Book: Oh, the guilt
New book asks why you don’t call more often
‘The Jewish Daughter Diaries: True Stories of Being Loved Too Much by Our Moms’
Edited by Rachel Ament. Sourcebooks; 208 pgs., $14.99.
First, a few ground rules. If she’s cold, bring a sweater. Always keep your first-aid cabinet well stocked … with matzoh ball soup, preferably a batch she made from scratch, froze and dated for you. And if you’re going to go skydiving, bungee jumping or otherwise deface the face she gave you, don’t tell her about it until you’re safely on solid ground.
It seems everybody has one — a Jewish Mother anecdote. They come in a variety of shades and colors: the over-feeding mother, the worrywart mother, the “When will you settle down with a nice Jewish doctor and give me grandchildren?” mother, the guiltmeister extraordinaire. Rachel Ament had heard them all. The writer and Kentucky native always loved hearing and telling stories about Jewish moms, and so she emailed her favorite female Jewish writers and entertainers, asking if they would be willing to share. To her surprise, almost all said yes.
“The response was fantastic,” she recalls. “Most of the writers had never heard of me before! But they insisted they had to be in the collection, that their mom was the absolute craziest.”
From mothers who impersonate their daughters on JDate to mothers who send trays of blintzes to strangers when they hear they’re sick, the stories in Ament’s book, “The Jewish Daughter Diaries: True Stories of Being Loved Too Much by Our Moms,” are full of humor and heart, brimming over with unabashed, uninhibited, fierce motherly love. “I think Jewish mothers tend to live in the extremes,” explains Ament. “But inside these extremes is uncontainable love.”
The list of contributors reads like a who’s who of Jewish female comedy, with enough Friedmans and Jaffees to fill a JCC membership roster. From “Daily Show” producers and Cosmo editors to Mayim Bialik (of “The Big Bang Theory” and “Blossom” TV fame — and a neuroscience doctor to boot, her mother will be quick to remind you), the 28 contributors are a talented bunch of gals. With their schnozzes and shlamazels, their summer-camp consultants and Shabbat sing-alongs, the book reads like a Friday night happy hour: future Jewish mothers of America knocking back vodka cranberries and each insisting that their mom is hands-down the looniest, kookiest, most wonderful of all.

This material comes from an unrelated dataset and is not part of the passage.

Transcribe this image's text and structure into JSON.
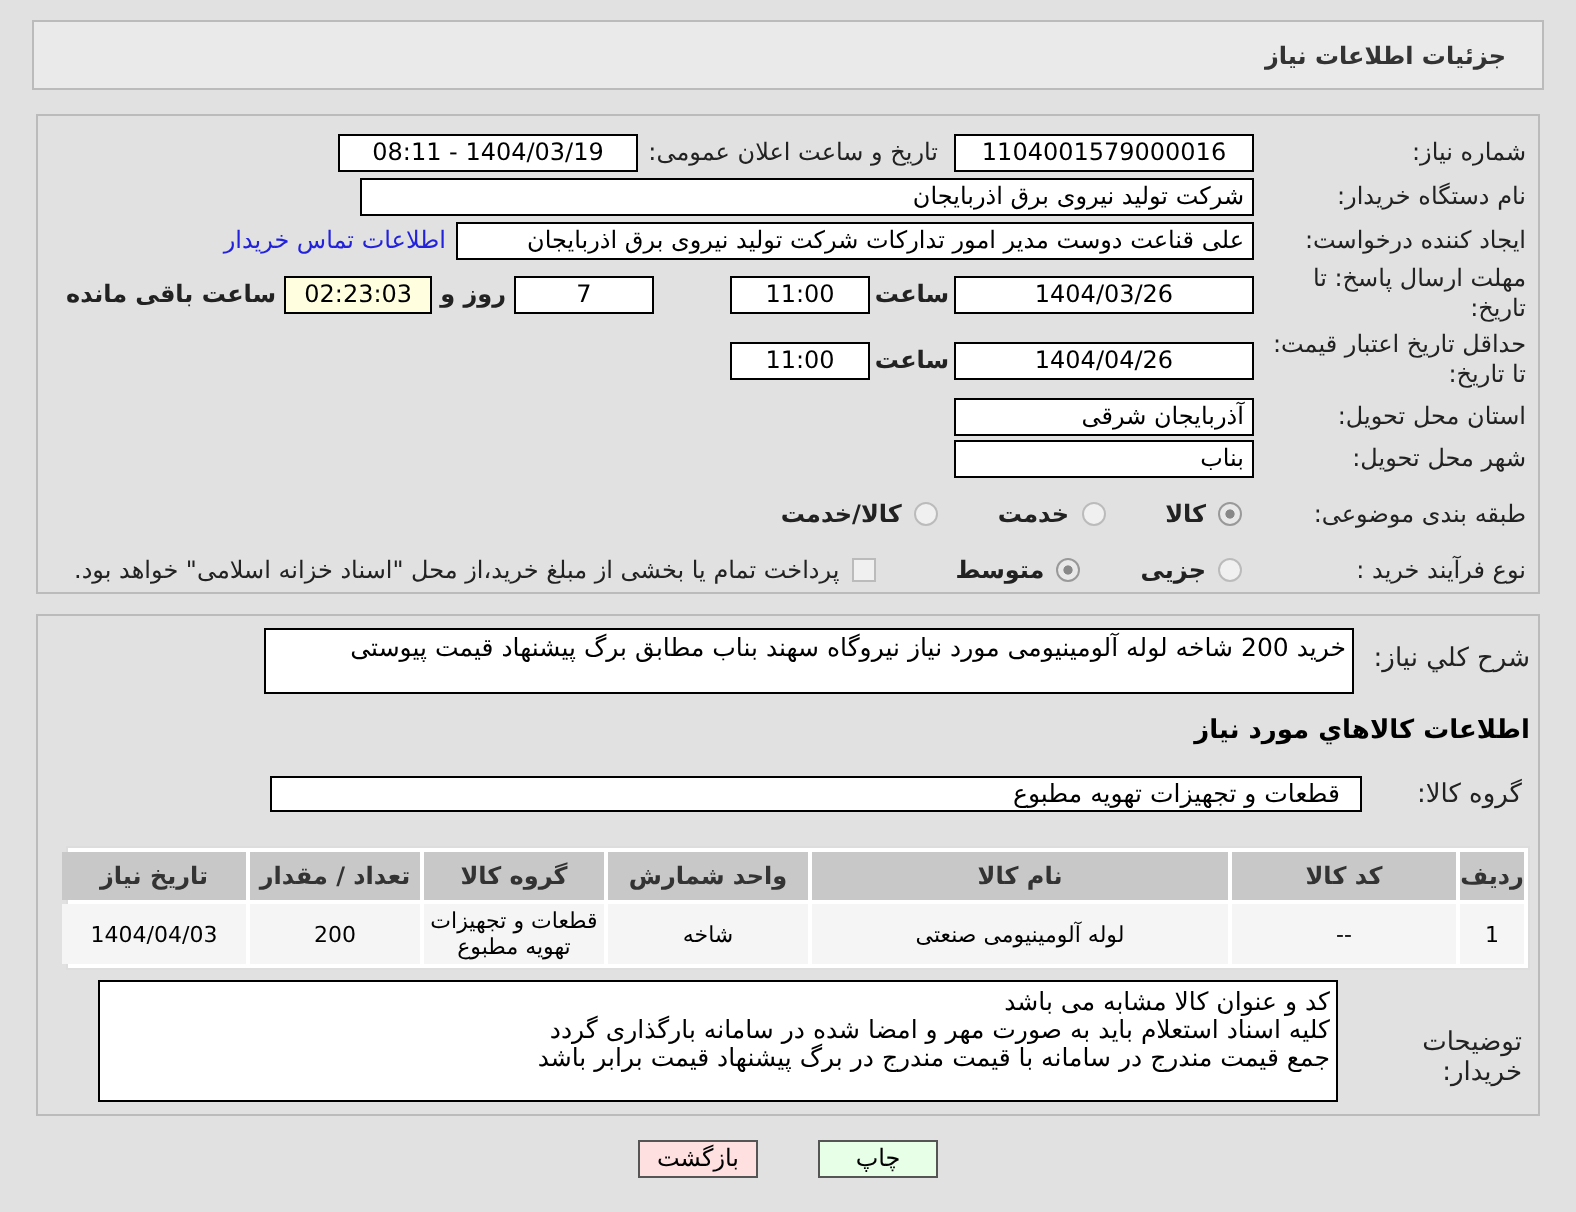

Despite this sense of one-upmanship, what emerges most clearly is a spirit of camaraderie. “We are all survivors here, and we are better for it,” they say, the years of nagging making them stronger, kinder, funnier humans. “I felt like there was this awesome universality about Jewish moms that I thought Jewish women should be embracing and bonding over,” says Ament. “Ever since the rise of the PC movement, we’ve grown scared to talk about our cultural identity at all. I don’t think we should be afraid of talking about traits and experiences that connect us as a culture. I also think it’s important to laugh at ourselves. We need to be in control of the joke.”
While this is a collection that trades in stereotypes, from the Yentas to the kugel pushers, the underlying current is universal. Ament hopes the book appeals to goys and Members of the Tribe alike. “I’m not a mother, but from all I hear, it is the most instinctive, powerful love there is. This leads to excessive mothering, which is found in all cultures. I think people from all cultures will be able to relate to the stories in the collection.”

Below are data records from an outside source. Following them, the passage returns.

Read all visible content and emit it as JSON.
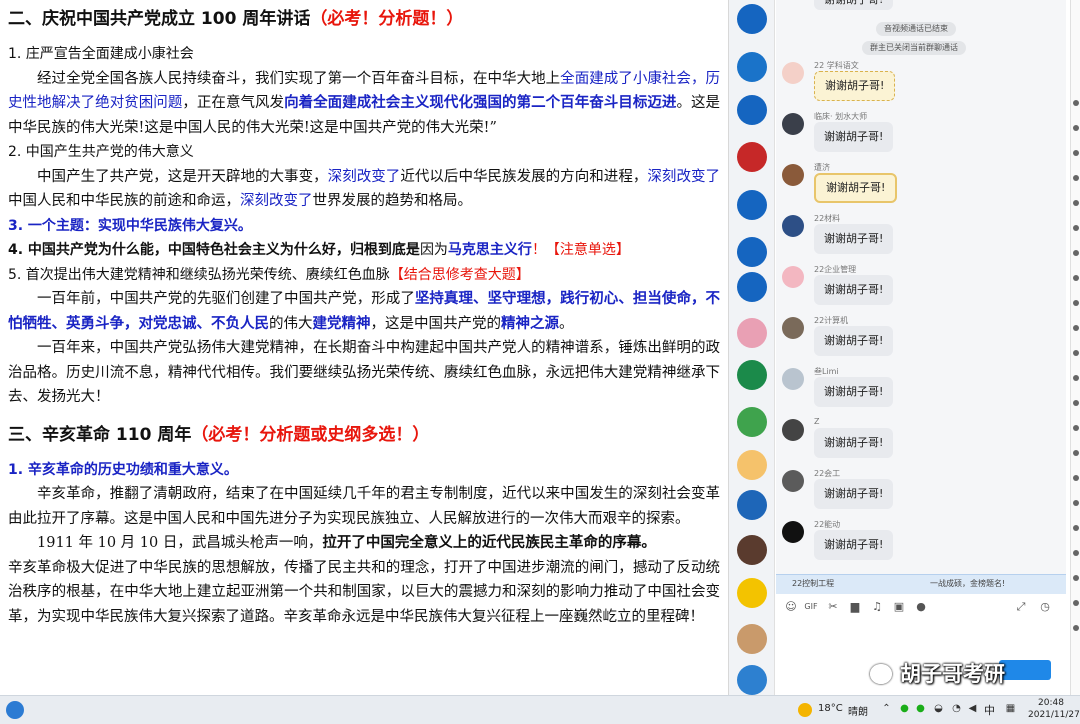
{
  "document": {
    "section2": {
      "heading": "二、庆祝中国共产党成立 100 周年讲话",
      "heading_red": "（必考！分析题！）",
      "item1_title": "1. 庄严宣告全面建成小康社会",
      "p1_a": "经过全党全国各族人民持续奋斗，我们实现了第一个百年奋斗目标，在中华大地上",
      "p1_b": "全面建成了小康社会，历史性地解决了绝对贫困问题",
      "p1_c": "，正在意气风发",
      "p1_d": "向着全面建成社会主义现代化强国的第二个百年奋斗目标迈进",
      "p1_e": "。这是中华民族的伟大光荣!这是中国人民的伟大光荣!这是中国共产党的伟大光荣!”",
      "item2_title": "2. 中国产生共产党的伟大意义",
      "p2_a": "中国产生了共产党，这是开天辟地的大事变，",
      "p2_b": "深刻改变了",
      "p2_c": "近代以后中华民族发展的方向和进程，",
      "p2_d": "深刻改变了",
      "p2_e": "中国人民和中华民族的前途和命运，",
      "p2_f": "深刻改变了",
      "p2_g": "世界发展的趋势和格局。",
      "item3": "3. 一个主题：实现中华民族伟大复兴。",
      "item4_a": "4. 中国共产党为什么能，中国特色社会主义为什么好，",
      "item4_b": "归根到底是",
      "item4_c": "因为",
      "item4_d": "马克思主义行",
      "item4_e": "！【注意单选】",
      "item5_a": "5. 首次提出伟大建党精神和继续弘扬光荣传统、赓续红色血脉",
      "item5_b": "【结合思修考查大题】",
      "p5_a": "一百年前，中国共产党的先驱们创建了中国共产党，形成了",
      "p5_b": "坚持真理、坚守理想，践行初心、担当使命，不怕牺牲、英勇斗争，对党忠诚、不负人民",
      "p5_c": "的伟大",
      "p5_d": "建党精神",
      "p5_e": "，这是中国共产党的",
      "p5_f": "精神之源",
      "p5_g": "。",
      "p6": "一百年来，中国共产党弘扬伟大建党精神，在长期奋斗中构建起中国共产党人的精神谱系，锤炼出鲜明的政治品格。历史川流不息，精神代代相传。我们要继续弘扬光荣传统、赓续红色血脉，永远把伟大建党精神继承下去、发扬光大！"
    },
    "section3": {
      "heading": "三、辛亥革命 110 周年",
      "heading_red": "（必考！分析题或史纲多选！）",
      "item1_title": "1. 辛亥革命的历史功绩和重大意义。",
      "p1": "辛亥革命，推翻了清朝政府，结束了在中国延续几千年的君主专制制度，近代以来中国发生的深刻社会变革由此拉开了序幕。这是中国人民和中国先进分子为实现民族独立、人民解放进行的一次伟大而艰辛的探索。",
      "p2_a": "1911 年 10 月 10 日，武昌城头枪声一响，",
      "p2_b": "拉开了中国完全意义上的近代民族民主革命的序幕。",
      "p2_c": "辛亥革命极大促进了中华民族的思想解放，传播了民主共和的理念，打开了中国进步潮流的闸门，撼动了反动统治秩序的根基，在中华大地上建立起亚洲第一个共和制国家，以巨大的震撼力和深刻的影响力推动了中国社会变革，为实现中华民族伟大复兴探索了道路。辛亥革命永远是中华民族伟大复兴征程上一座巍然屹立的里程碑！"
    }
  },
  "chat": {
    "top_label": "谢谢胡子哥!",
    "system_messages": [
      "音视频通话已结束",
      "群主已关闭当前群聊通话"
    ],
    "messages": [
      {
        "name": "22 学科语文",
        "text": "谢谢胡子哥!",
        "style": "gold-dot",
        "color": "#f4d0c8"
      },
      {
        "name": "临床· 划水大师",
        "text": "谢谢胡子哥!",
        "style": "plain",
        "color": "#3a3f4a"
      },
      {
        "name": "遭济",
        "text": "谢谢胡子哥!",
        "style": "gold",
        "color": "#8a5a3a"
      },
      {
        "name": "22材料",
        "text": "谢谢胡子哥!",
        "style": "plain",
        "color": "#2d4f86"
      },
      {
        "name": "22企业管理",
        "text": "谢谢胡子哥!",
        "style": "plain",
        "color": "#f3b7c1"
      },
      {
        "name": "22计算机",
        "text": "谢谢胡子哥!",
        "style": "plain",
        "color": "#7a6a5a"
      },
      {
        "name": "叁Limi",
        "text": "谢谢胡子哥!",
        "style": "plain",
        "color": "#b9c4cf"
      },
      {
        "name": "Z",
        "text": "谢谢胡子哥!",
        "style": "plain",
        "color": "#444"
      },
      {
        "name": "22会工",
        "text": "谢谢胡子哥!",
        "style": "plain",
        "color": "#5b5b5b"
      },
      {
        "name": "22能动",
        "text": "谢谢胡子哥!",
        "style": "plain",
        "color": "#111"
      }
    ],
    "notice_left": "22控制工程",
    "notice_right": "一战成硕，金榜题名!",
    "toolbar_icons": [
      "emoji-icon",
      "gif-icon",
      "scissors-icon",
      "folder-icon",
      "music-icon",
      "image-icon",
      "mic-icon",
      "expand-icon",
      "history-icon"
    ],
    "toolbar_glyphs": {
      "emoji": "☺",
      "gif": "GIF",
      "scissors": "✂",
      "folder": "▆",
      "music": "♫",
      "image": "▣",
      "mic": "●",
      "expand": "⤢",
      "history": "◷"
    },
    "sidebar_avatar_colors": [
      "#1565c0",
      "#1a73c9",
      "#1565c0",
      "#c62828",
      "#1565c0",
      "#1565c0",
      "#1565c0",
      "#e9a0b4",
      "#1b8a4a",
      "#3fa34d",
      "#f5c26b",
      "#1e66b8",
      "#5a3b2e",
      "#f3c300",
      "#c99a6b",
      "#2d80d0"
    ]
  },
  "watermark": {
    "text": "胡子哥考研"
  },
  "taskbar": {
    "temperature": "18°C",
    "weather": "晴朗",
    "ime": "中",
    "time": "20:48",
    "date": "2021/11/27"
  }
}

In her introduction, Ament attempts to distill down to a thesis what is it that makes the Jewish mother unique. “What makes a Jewish mom stand out is not the degree of her love but how her love materializes,” she theorizes. “Love suffuses a Jewish mom’s every thought, her every behavior. She cannot rein any of it in. And when so much love blares so forcefully out into the world, the sentiment can’t help but be returned. America loves Jewish moms because they show us their entire selves. Honesty is infectious. Honesty combined with pluck and gumption is intoxicating.”

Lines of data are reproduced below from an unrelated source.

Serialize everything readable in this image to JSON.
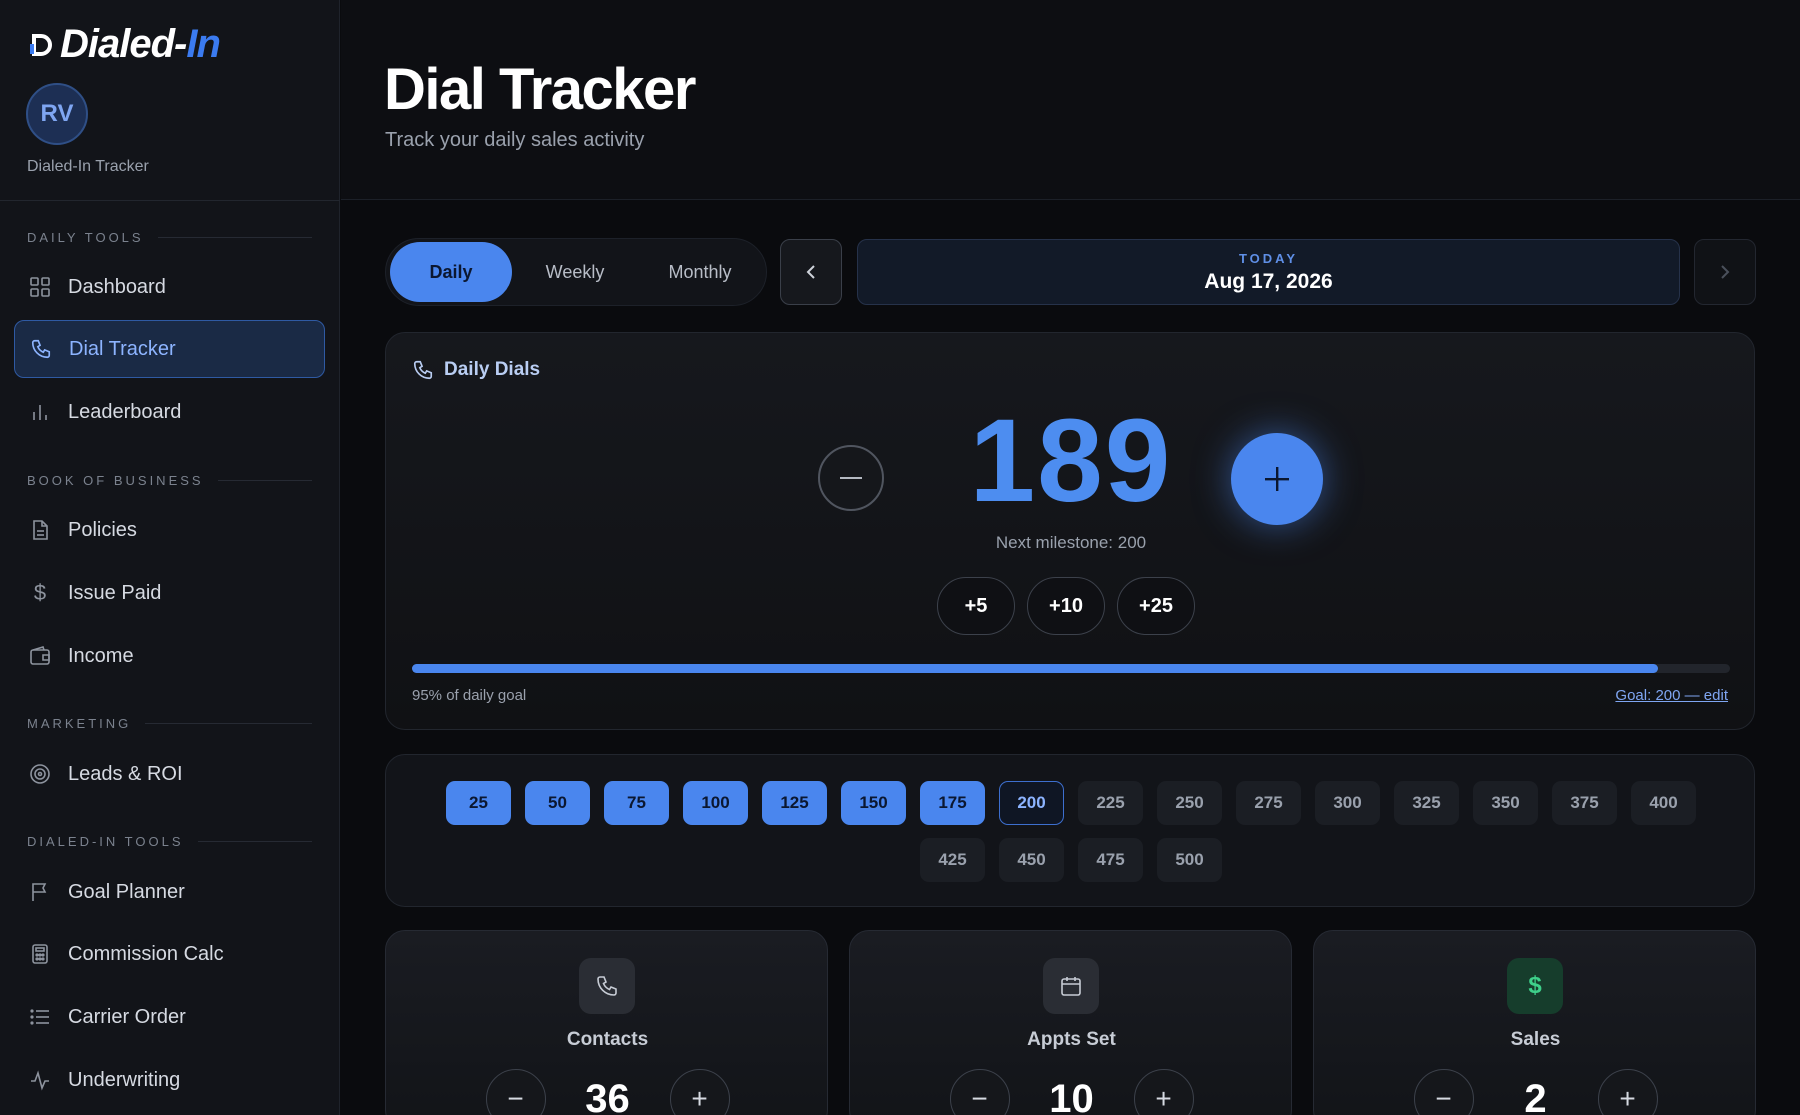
{
  "brand": {
    "name_main": "Dialed-",
    "name_accent": "In"
  },
  "user": {
    "initials": "RV",
    "subtitle": "Dialed-In Tracker"
  },
  "sidebar": {
    "sections": [
      {
        "label": "DAILY TOOLS"
      },
      {
        "label": "BOOK OF BUSINESS"
      },
      {
        "label": "MARKETING"
      },
      {
        "label": "DIALED-IN TOOLS"
      }
    ],
    "items": [
      {
        "label": "Dashboard",
        "icon": "grid-icon"
      },
      {
        "label": "Dial Tracker",
        "icon": "phone-icon",
        "active": true
      },
      {
        "label": "Leaderboard",
        "icon": "bar-chart-icon"
      },
      {
        "label": "Policies",
        "icon": "document-icon"
      },
      {
        "label": "Issue Paid",
        "icon": "dollar-icon"
      },
      {
        "label": "Income",
        "icon": "wallet-icon"
      },
      {
        "label": "Leads & ROI",
        "icon": "target-icon"
      },
      {
        "label": "Goal Planner",
        "icon": "flag-icon"
      },
      {
        "label": "Commission Calc",
        "icon": "calculator-icon"
      },
      {
        "label": "Carrier Order",
        "icon": "list-icon"
      },
      {
        "label": "Underwriting",
        "icon": "activity-icon"
      }
    ]
  },
  "header": {
    "title": "Dial Tracker",
    "subtitle": "Track your daily sales activity"
  },
  "period_tabs": [
    "Daily",
    "Weekly",
    "Monthly"
  ],
  "date_nav": {
    "label": "TODAY",
    "value": "Aug 17, 2026"
  },
  "dials": {
    "title": "Daily Dials",
    "count": "189",
    "milestone_text": "Next milestone: 200",
    "quick_add": [
      "+5",
      "+10",
      "+25"
    ],
    "progress_fraction": 0.945,
    "progress_label": "95% of daily goal",
    "goal_label": "Goal: 200 — edit"
  },
  "milestones": {
    "row1": [
      "25",
      "50",
      "75",
      "100",
      "125",
      "150",
      "175",
      "200",
      "225",
      "250",
      "275",
      "300",
      "325",
      "350",
      "375",
      "400"
    ],
    "row2": [
      "425",
      "450",
      "475",
      "500"
    ],
    "completed_count": 7,
    "next_value": "200"
  },
  "stats": [
    {
      "label": "Contacts",
      "value": "36",
      "icon": "phone-icon"
    },
    {
      "label": "Appts Set",
      "value": "10",
      "icon": "calendar-icon"
    },
    {
      "label": "Sales",
      "value": "2",
      "icon": "dollar-icon"
    }
  ],
  "colors": {
    "accent": "#4a86ee",
    "background": "#0a0b0e",
    "sales_green": "#3ed08a"
  }
}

They may nag and guilt, police their daughters’ wardrobes and sign them up for speed dating, feed them to bursting and brag about their achievements to every grocery store clerk and manicurist they meet. But to have a mother who loves so fiercely and uninhibitedly, who worries about you constantly whether you’re 4 or 42? You should be so lucky.